Life is short, friends.
I’m 45 now, and I know that’s not “old” to many of you. I also know that many of you 20-somethings might certainly classify me as “the older guy”. My grey hair agrees with them. I’ve been banging out these little articles for going on 15 years now, and I can look back and say that 30-year old Ben Schooley was certainly a much younger man than the one still sitting here smashing the keys on his laptop. He’s seen a few things, and life has had its way with him. He’s perhaps a bit wiser, a bit more tired, and probably a bit jaded in many ways.
But he also remembers….HARDER.
I find myself assigning the things I see back to earlier days. Simpler days. Quieter days. The kids playing basketball. The pretty couple walking briskly. The young mother. The grass. The sun.
And a silly old black crow in my yard.
I’m not going to lecture you about making time “count” or appreciating each day as you’ve heard those things countless times. I also wish miserable days away, no matter how many times I’ve heard “Never take a moment for granted.” I hate all day seminars, I can remember how hard the infant days with children were, and I remember rolling my eyes back and praying that they’d become less dependent on me. I have focused my energies on the future, and planned for days not guaranteed. It’s all so futile.
But I suppose as I get a day older, and perhaps a day wiser, I have come to understand that perhaps the real beauty in our lives isn’t always the marriage proposal, the graduation, the baby’s birth, or the promotion. It’s not meeting your goal, it’s not getting the beautiful girl, it’s not the amazing vacation you saved for.
Honestly, life isn’t ANY of that. At least the important parts. Sure, those moments are special and memorable, but those moments aren’t where LIFE happens. They are page turning moments for new chapters, and it’s within those chapters that life actually occurs.
LIFE is the smell you’ll forever remember of your new home. Or of the dirty laundry from your kids. It’s the sound of your spouse’s car entering the garage, or of the way the door slammed when they left for the final time. It’s the daily phone call with your brother, and it’s the way the radio played on the 1st day you realized that he was gone and wouldn’t call anymore. It’s the smell as your mother cooked your favorite dish as a kid, and the creak of your old man’s recliner while he watched Jeopardy.
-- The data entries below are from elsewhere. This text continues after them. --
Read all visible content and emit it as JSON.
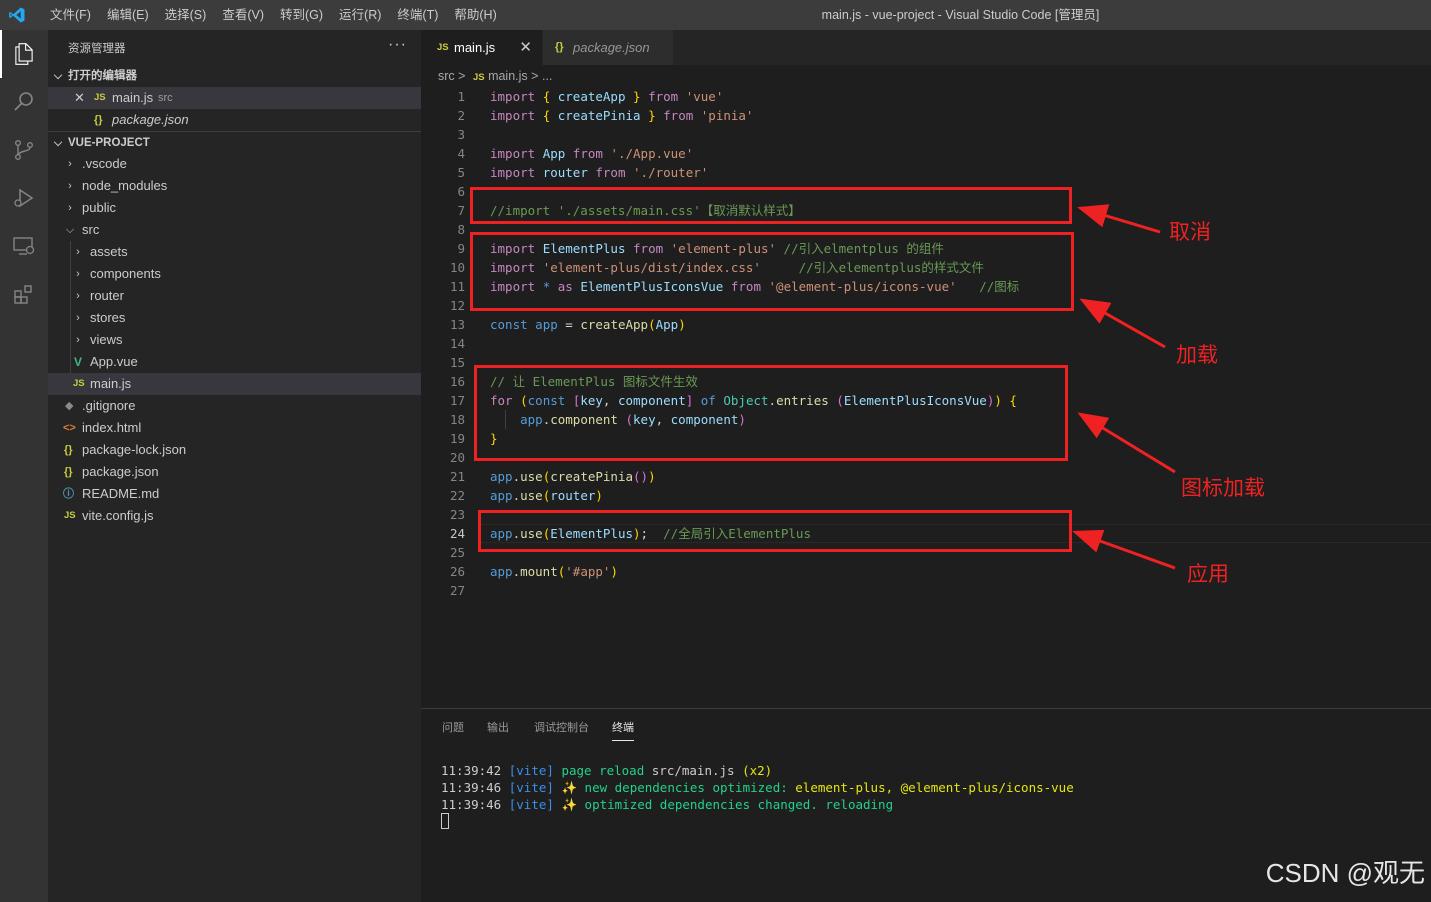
{
  "app": {
    "window_title": "main.js - vue-project - Visual Studio Code [管理员]",
    "menu": [
      "文件(F)",
      "编辑(E)",
      "选择(S)",
      "查看(V)",
      "转到(G)",
      "运行(R)",
      "终端(T)",
      "帮助(H)"
    ]
  },
  "activity_bar": [
    "files-icon",
    "search-icon",
    "source-control-icon",
    "run-debug-icon",
    "remote-explorer-icon",
    "extensions-icon"
  ],
  "sidebar": {
    "title": "资源管理器",
    "more": "···",
    "open_editors_title": "打开的编辑器",
    "open_editors": [
      {
        "icon": "JS",
        "name": "main.js",
        "path": "src"
      },
      {
        "icon": "{}",
        "name": "package.json",
        "path": ""
      }
    ],
    "project_title": "VUE-PROJECT",
    "tree": [
      {
        "name": ".vscode",
        "icon": ">"
      },
      {
        "name": "node_modules",
        "icon": ">"
      },
      {
        "name": "public",
        "icon": ">"
      },
      {
        "name": "src",
        "icon": "v"
      },
      {
        "name": "assets",
        "icon": ">"
      },
      {
        "name": "components",
        "icon": ">"
      },
      {
        "name": "router",
        "icon": ">"
      },
      {
        "name": "stores",
        "icon": ">"
      },
      {
        "name": "views",
        "icon": ">"
      },
      {
        "name": "App.vue",
        "icon": "V"
      },
      {
        "name": "main.js",
        "icon": "JS"
      },
      {
        "name": ".gitignore",
        "icon": "◆"
      },
      {
        "name": "index.html",
        "icon": "<>"
      },
      {
        "name": "package-lock.json",
        "icon": "{}"
      },
      {
        "name": "package.json",
        "icon": "{}"
      },
      {
        "name": "README.md",
        "icon": "ⓘ"
      },
      {
        "name": "vite.config.js",
        "icon": "JS"
      }
    ]
  },
  "tabs": [
    {
      "icon": "JS",
      "label": "main.js",
      "close": "✕"
    },
    {
      "icon": "{}",
      "label": "package.json"
    }
  ],
  "breadcrumb": {
    "folder": "src",
    "sep": ">",
    "icon": "JS",
    "file": "main.js",
    "tail": "..."
  },
  "editor": {
    "line_numbers": [
      "1",
      "2",
      "3",
      "4",
      "5",
      "6",
      "7",
      "8",
      "9",
      "10",
      "11",
      "12",
      "13",
      "14",
      "15",
      "16",
      "17",
      "18",
      "19",
      "20",
      "21",
      "22",
      "23",
      "24",
      "25",
      "26",
      "27"
    ],
    "current_line": "24",
    "tokens": {
      "import": "import",
      "from": "from",
      "as": "as",
      "const": "const",
      "for": "for",
      "of": "of",
      "lb": "{",
      "rb": "}",
      "lp": "(",
      "rp": ")",
      "lk": "[",
      "rk": "]",
      "eq": "=",
      "comma": ",",
      "star": "*",
      "semi": ";",
      "dot": ".",
      "createApp": "createApp",
      "createPinia": "createPinia",
      "App": "App",
      "router": "router",
      "ElementPlus": "ElementPlus",
      "ElementPlusIconsVue": "ElementPlusIconsVue",
      "app": "app",
      "key": "key",
      "component": "component",
      "Object": "Object",
      "entries": "entries",
      "use": "use",
      "mount": "mount",
      "s_vue": "'vue'",
      "s_pinia": "'pinia'",
      "s_appvue": "'./App.vue'",
      "s_router": "'./router'",
      "s_ep": "'element-plus'",
      "s_epcss": "'element-plus/dist/index.css'",
      "s_icons": "'@element-plus/icons-vue'",
      "s_app": "'#app'",
      "c7": "//import './assets/main.css'【取消默认样式】",
      "c9": "//引入elmentplus 的组件",
      "c10": "//引入elementplus的样式文件",
      "c11": "//图标",
      "c16": "// 让 ElementPlus 图标文件生效",
      "c24": "//全局引入ElementPlus"
    }
  },
  "annotations": [
    "取消",
    "加载",
    "图标加载",
    "应用"
  ],
  "panel": {
    "tabs": [
      "问题",
      "输出",
      "调试控制台",
      "终端"
    ],
    "active_tab": "终端",
    "lines": [
      {
        "time": "11:39:42",
        "tag": "[vite]",
        "msg": "page reload",
        "extra": "src/main.js",
        "count": "(x2)"
      },
      {
        "time": "11:39:46",
        "tag": "[vite]",
        "star": "✨",
        "msg": "new dependencies optimized:",
        "extra": "element-plus, @element-plus/icons-vue"
      },
      {
        "time": "11:39:46",
        "tag": "[vite]",
        "star": "✨",
        "msg": "optimized dependencies changed. reloading"
      }
    ]
  },
  "watermark": "CSDN @观无",
  "colors": {
    "accent": "#007acc",
    "annotation_red": "#ee2222"
  }
}
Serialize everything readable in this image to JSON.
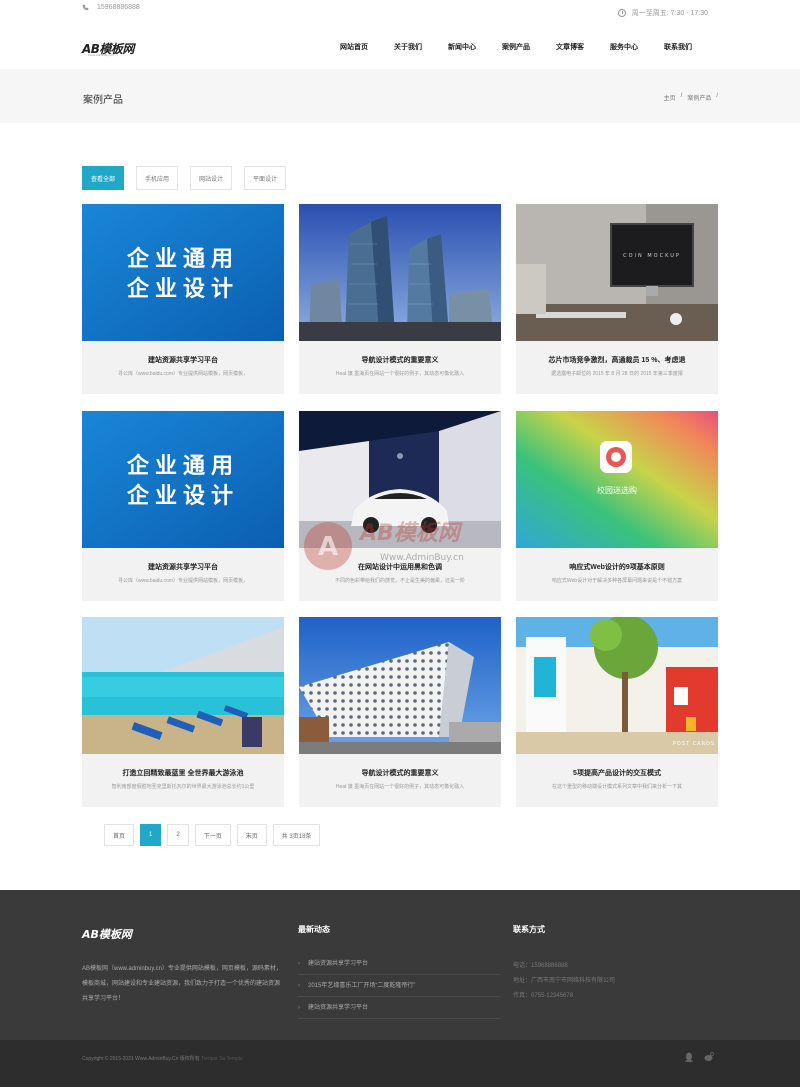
{
  "topbar": {
    "phone": "15968886888",
    "hours": "周一至周五: 7:30 - 17:30"
  },
  "header": {
    "logo_text": "AB模板网",
    "logo_sub": "Www.AdminBuy.cn",
    "nav": [
      "网站首页",
      "关于我们",
      "新闻中心",
      "案例产品",
      "文章博客",
      "服务中心",
      "联系我们"
    ]
  },
  "page_title": "案例产品",
  "breadcrumb": {
    "home": "主页",
    "sep1": "/",
    "current": "案例产品",
    "sep2": "/"
  },
  "filters": [
    "查看全部",
    "手机应用",
    "网站设计",
    "平面设计"
  ],
  "cards": [
    {
      "title": "建站资源共享学习平台",
      "desc": "寻公库（www.baidu.com）专业提供网站模板，网页模板，"
    },
    {
      "title": "导航设计模式的重要意义",
      "desc": "Heat 旗 墨海页在网站一个很好的例子，其动态可像化融入"
    },
    {
      "title": "芯片市场竞争激烈，高通裁员 15 %、考虑退",
      "desc": "据透露电子邮位的 2015 年 8 月 28 日的 2015 年第三季度报"
    },
    {
      "title": "建站资源共享学习平台",
      "desc": "寻公库（www.baidu.com）专业提供网站模板，网页模板，"
    },
    {
      "title": "在网站设计中运用黑和色调",
      "desc": "不同的色彩带给我们的感觉，不止是生美的偏柔，还是一阶"
    },
    {
      "title": "响应式Web设计的9项基本原则",
      "desc": "响应式Web设计对于解决多种各屏幕问题来说是个不错方案"
    },
    {
      "title": "打造立回精致最蓝里 全世界最大游泳池",
      "desc": "智利南部度假胜地圣克里斯托瓦尔的世界最大游泳池总长约1公里"
    },
    {
      "title": "导航设计模式的重要意义",
      "desc": "Heat 旗 墨海页在网站一个很好的例子，其动态可像化融入"
    },
    {
      "title": "5项提高产品设计的交互模式",
      "desc": "在这个重型的移动端设计模式系列文章中我们来分析一下其"
    }
  ],
  "card1_image_text": [
    "企业通用",
    "企业设计"
  ],
  "card3_image_text": "COIN MOCKUP",
  "card6_image_text": "校园迷选购",
  "card9_image_text": "POST CARDS",
  "pager": [
    "首页",
    "1",
    "2",
    "下一页",
    "末页",
    "共 3页18条"
  ],
  "footer": {
    "logo_text": "AB模板网",
    "about": "AB模板网（www.adminbuy.cn）专业提供网站模板，网页模板，源码素材，模板商城，网站建设和专业建站资源，我们致力于打造一个优秀的建站资源共享学习平台！",
    "news_title": "最新动态",
    "news": [
      "建站资源共享学习平台",
      "2015年艺缘喜乐工厂开场“二度乾隆帝行”",
      "建站资源共享学习平台"
    ],
    "contact_title": "联系方式",
    "contact": [
      {
        "label": "电话：",
        "value": "15968886888"
      },
      {
        "label": "地址：",
        "value": "广西市南宁市网络科技有限公司"
      },
      {
        "label": "传真：",
        "value": "0755-12345678"
      }
    ],
    "copyright": "Copyright © 2015-2021 Www.AdminBuy.Cn 版权所有",
    "copyright_link": "Tempar So Tempiz"
  },
  "watermark": {
    "text": "AB模板网",
    "sub": "Www.AdminBuy.cn"
  },
  "colors": {
    "accent": "#21a8c8",
    "footer_bg": "#3a3a3a",
    "bottom_bg": "#2d2d2d"
  }
}
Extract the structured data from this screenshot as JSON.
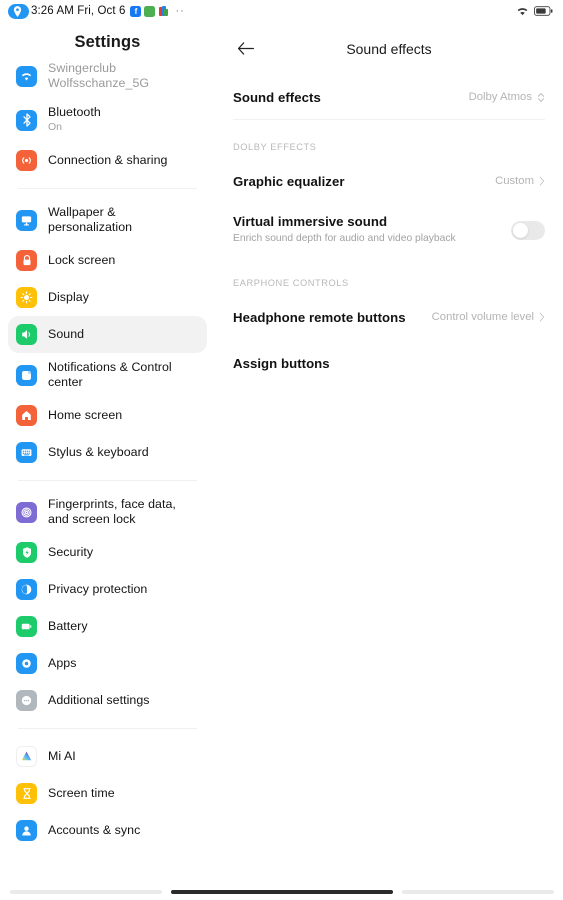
{
  "status_bar": {
    "location_icon": "location-pin-icon",
    "time": "3:26 AM Fri, Oct 6",
    "app_icons": [
      "facebook-icon",
      "green-app-icon",
      "multicolor-app-icon"
    ],
    "overflow": "··",
    "wifi_icon": "wifi-icon",
    "battery_icon": "battery-icon"
  },
  "sidebar": {
    "title": "Settings",
    "groups": [
      {
        "items": [
          {
            "label": "Swingerclub Wolfsschanze_5G",
            "sub": "",
            "icon": "wifi-icon",
            "color": "#2196f3",
            "muted": true,
            "clipped": true,
            "selected": false
          },
          {
            "label": "Bluetooth",
            "sub": "On",
            "icon": "bluetooth-icon",
            "color": "#2196f3",
            "muted": false,
            "clipped": false,
            "selected": false
          },
          {
            "label": "Connection & sharing",
            "sub": "",
            "icon": "connection-sharing-icon",
            "color": "#f4623a",
            "muted": false,
            "clipped": false,
            "selected": false
          }
        ]
      },
      {
        "items": [
          {
            "label": "Wallpaper & personalization",
            "sub": "",
            "icon": "wallpaper-icon",
            "color": "#2196f3",
            "muted": false,
            "clipped": false,
            "selected": false
          },
          {
            "label": "Lock screen",
            "sub": "",
            "icon": "lock-screen-icon",
            "color": "#f4623a",
            "muted": false,
            "clipped": false,
            "selected": false
          },
          {
            "label": "Display",
            "sub": "",
            "icon": "display-brightness-icon",
            "color": "#ffc107",
            "muted": false,
            "clipped": false,
            "selected": false
          },
          {
            "label": "Sound",
            "sub": "",
            "icon": "speaker-icon",
            "color": "#1ecb6b",
            "muted": false,
            "clipped": false,
            "selected": true
          },
          {
            "label": "Notifications & Control center",
            "sub": "",
            "icon": "notifications-icon",
            "color": "#2196f3",
            "muted": false,
            "clipped": false,
            "selected": false
          },
          {
            "label": "Home screen",
            "sub": "",
            "icon": "home-icon",
            "color": "#f4623a",
            "muted": false,
            "clipped": false,
            "selected": false
          },
          {
            "label": "Stylus & keyboard",
            "sub": "",
            "icon": "keyboard-icon",
            "color": "#2196f3",
            "muted": false,
            "clipped": false,
            "selected": false
          }
        ]
      },
      {
        "items": [
          {
            "label": "Fingerprints, face data, and screen lock",
            "sub": "",
            "icon": "fingerprint-icon",
            "color": "#7e6bd4",
            "muted": false,
            "clipped": false,
            "selected": false
          },
          {
            "label": "Security",
            "sub": "",
            "icon": "security-shield-icon",
            "color": "#1ecb6b",
            "muted": false,
            "clipped": false,
            "selected": false
          },
          {
            "label": "Privacy protection",
            "sub": "",
            "icon": "privacy-icon",
            "color": "#2196f3",
            "muted": false,
            "clipped": false,
            "selected": false
          },
          {
            "label": "Battery",
            "sub": "",
            "icon": "battery-icon",
            "color": "#1ecb6b",
            "muted": false,
            "clipped": false,
            "selected": false
          },
          {
            "label": "Apps",
            "sub": "",
            "icon": "apps-icon",
            "color": "#2196f3",
            "muted": false,
            "clipped": false,
            "selected": false
          },
          {
            "label": "Additional settings",
            "sub": "",
            "icon": "additional-settings-icon",
            "color": "#b0b7bd",
            "muted": false,
            "clipped": false,
            "selected": false
          }
        ]
      },
      {
        "items": [
          {
            "label": "Mi AI",
            "sub": "",
            "icon": "mi-ai-icon",
            "color": "#ffffff",
            "muted": false,
            "clipped": false,
            "selected": false
          },
          {
            "label": "Screen time",
            "sub": "",
            "icon": "screen-time-icon",
            "color": "#ffc107",
            "muted": false,
            "clipped": false,
            "selected": false
          },
          {
            "label": "Accounts & sync",
            "sub": "",
            "icon": "accounts-sync-icon",
            "color": "#2196f3",
            "muted": false,
            "clipped": true,
            "selected": false
          }
        ]
      }
    ]
  },
  "main": {
    "back_icon": "back-arrow-icon",
    "title": "Sound effects",
    "sound_effects_row": {
      "label": "Sound effects",
      "value": "Dolby Atmos",
      "icon": "selector-updown-icon"
    },
    "dolby_section": {
      "header": "DOLBY EFFECTS",
      "equalizer": {
        "label": "Graphic equalizer",
        "value": "Custom",
        "icon": "chevron-right-icon"
      },
      "immersive": {
        "label": "Virtual immersive sound",
        "sub": "Enrich sound depth for audio and video playback",
        "toggle_on": false
      }
    },
    "earphone_section": {
      "header": "EARPHONE CONTROLS",
      "remote_buttons": {
        "label": "Headphone remote buttons",
        "value": "Control volume level",
        "icon": "chevron-right-icon"
      },
      "assign_buttons": {
        "label": "Assign buttons"
      }
    }
  },
  "home_bar": {
    "name": "gesture-home-bar"
  }
}
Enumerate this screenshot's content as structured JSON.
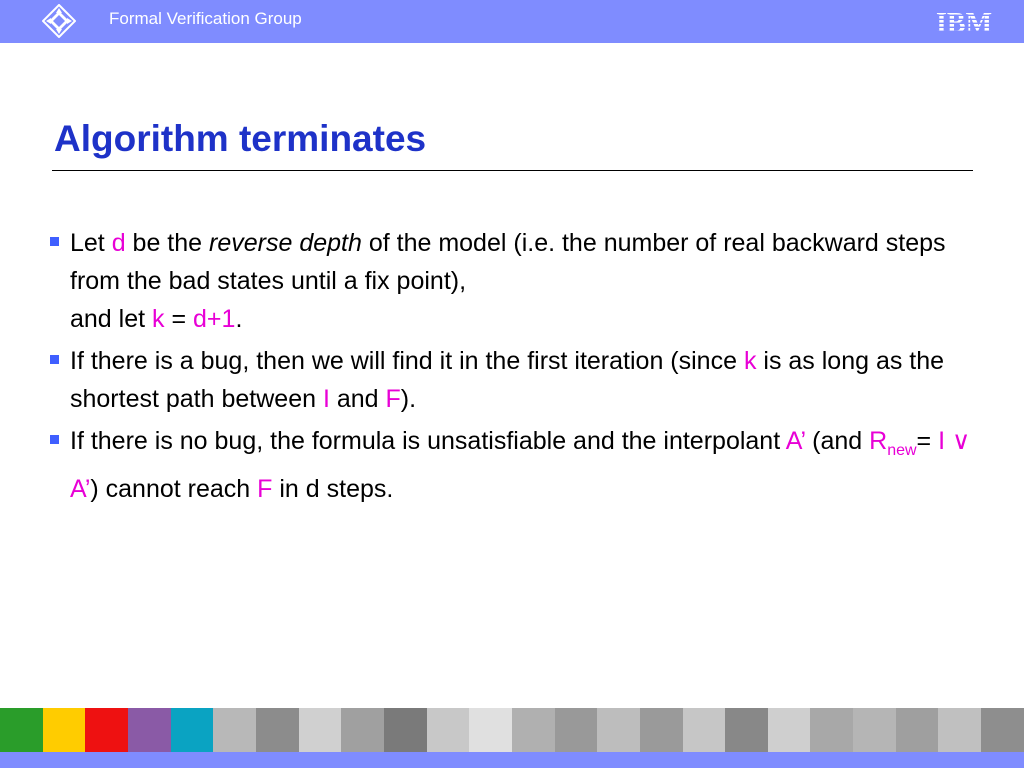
{
  "header": {
    "title": "Formal Verification Group",
    "nav_icon": "navigation-compass-icon",
    "logo_text": "IBM",
    "color": "#7f8cff"
  },
  "slide": {
    "title": "Algorithm terminates",
    "title_color": "#1e32c8",
    "highlight_color": "#e800d6",
    "bullets": [
      {
        "parts": [
          "Let ",
          "d",
          " be the ",
          "reverse depth",
          " of the model (i.e. the number of real backward steps from the bad states until a fix point),",
          "and let ",
          "k",
          " = ",
          "d+1",
          "."
        ]
      },
      {
        "parts": [
          "If there is a bug, then we will find it in the first iteration (since ",
          "k",
          " is as long as the shortest path between ",
          "I",
          " and ",
          "F",
          ")."
        ]
      },
      {
        "parts": [
          "If there is no bug, the formula is unsatisfiable and the interpolant ",
          "A’",
          " (and ",
          "R",
          "new",
          "= ",
          "I ∨ A’",
          ") cannot reach ",
          "F",
          " in d steps."
        ]
      }
    ]
  },
  "footer": {
    "strip_colors": [
      "#2a9d2a",
      "#ffcc00",
      "#ee1111",
      "#8a5aa6",
      "#0aa3c2",
      "#b8b8b8",
      "#8c8c8c",
      "#d0d0d0",
      "#a0a0a0",
      "#7a7a7a",
      "#c8c8c8",
      "#e0e0e0",
      "#b0b0b0",
      "#999999",
      "#bdbdbd",
      "#9a9a9a",
      "#c6c6c6",
      "#888888",
      "#cfcfcf",
      "#a8a8a8",
      "#b5b5b5",
      "#9f9f9f",
      "#c0c0c0",
      "#8e8e8e"
    ]
  }
}
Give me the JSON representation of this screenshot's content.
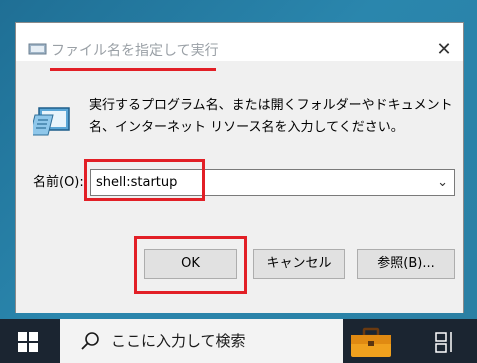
{
  "window": {
    "title": "ファイル名を指定して実行",
    "close_glyph": "✕",
    "description": "実行するプログラム名、または開くフォルダーやドキュメント名、インターネット リソース名を入力してください。",
    "name_label": "名前(O):",
    "input_value": "shell:startup",
    "dropdown_glyph": "⌄"
  },
  "buttons": {
    "ok": "OK",
    "cancel": "キャンセル",
    "browse": "参照(B)..."
  },
  "taskbar": {
    "search_placeholder": "ここに入力して検索"
  },
  "colors": {
    "highlight": "#e21f26",
    "desktop": "#2a86ad",
    "taskbar": "#1b2531"
  }
}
It’s the locusts singing while you walked with your own stroller and baby, and it might even be the way your voice echoes strangely in your empty home the first moments after your spouse leaves you. LIFE is not always pleasant, that is for sure, but it is forever punctuated with details that are burned into your psyche and for you to carry forever.
LIFE is silly old black crows hopping around in your backyard that leave you staring with a silly smile on your face out the window for 15 solid minutes while you are transported back to 1985…in a field…under a tree…with the clouds gently floating overhead…and feeling worry free.
Take a look around.
LIFE is all around you even as you read this. Perhaps you’re reading this on the back porch and can hear the birds. Or you’re reading it online while your kids make noise in the background. Maybe you’re visiting town and are sitting outside the Dienger with a cup of coffee. Perhaps you read this, toss it on the coffee table and you might think about it later while driving and the radio is playing and you’re tired and you really, really want to move to Belize. But no matter what, LIFE is happening all around you right this very moment.
You just require the wisdom to see it. Even if it’s nothing but a silly black crow.
Welcome to JUNE. Father’s Day is coming, summer, and less and less stupid ol’ COVID. May you soak up the best summer of your life, may you EXPLORE all you can, and may you experience LIFE like you never have before.
Benjamin D. Schooley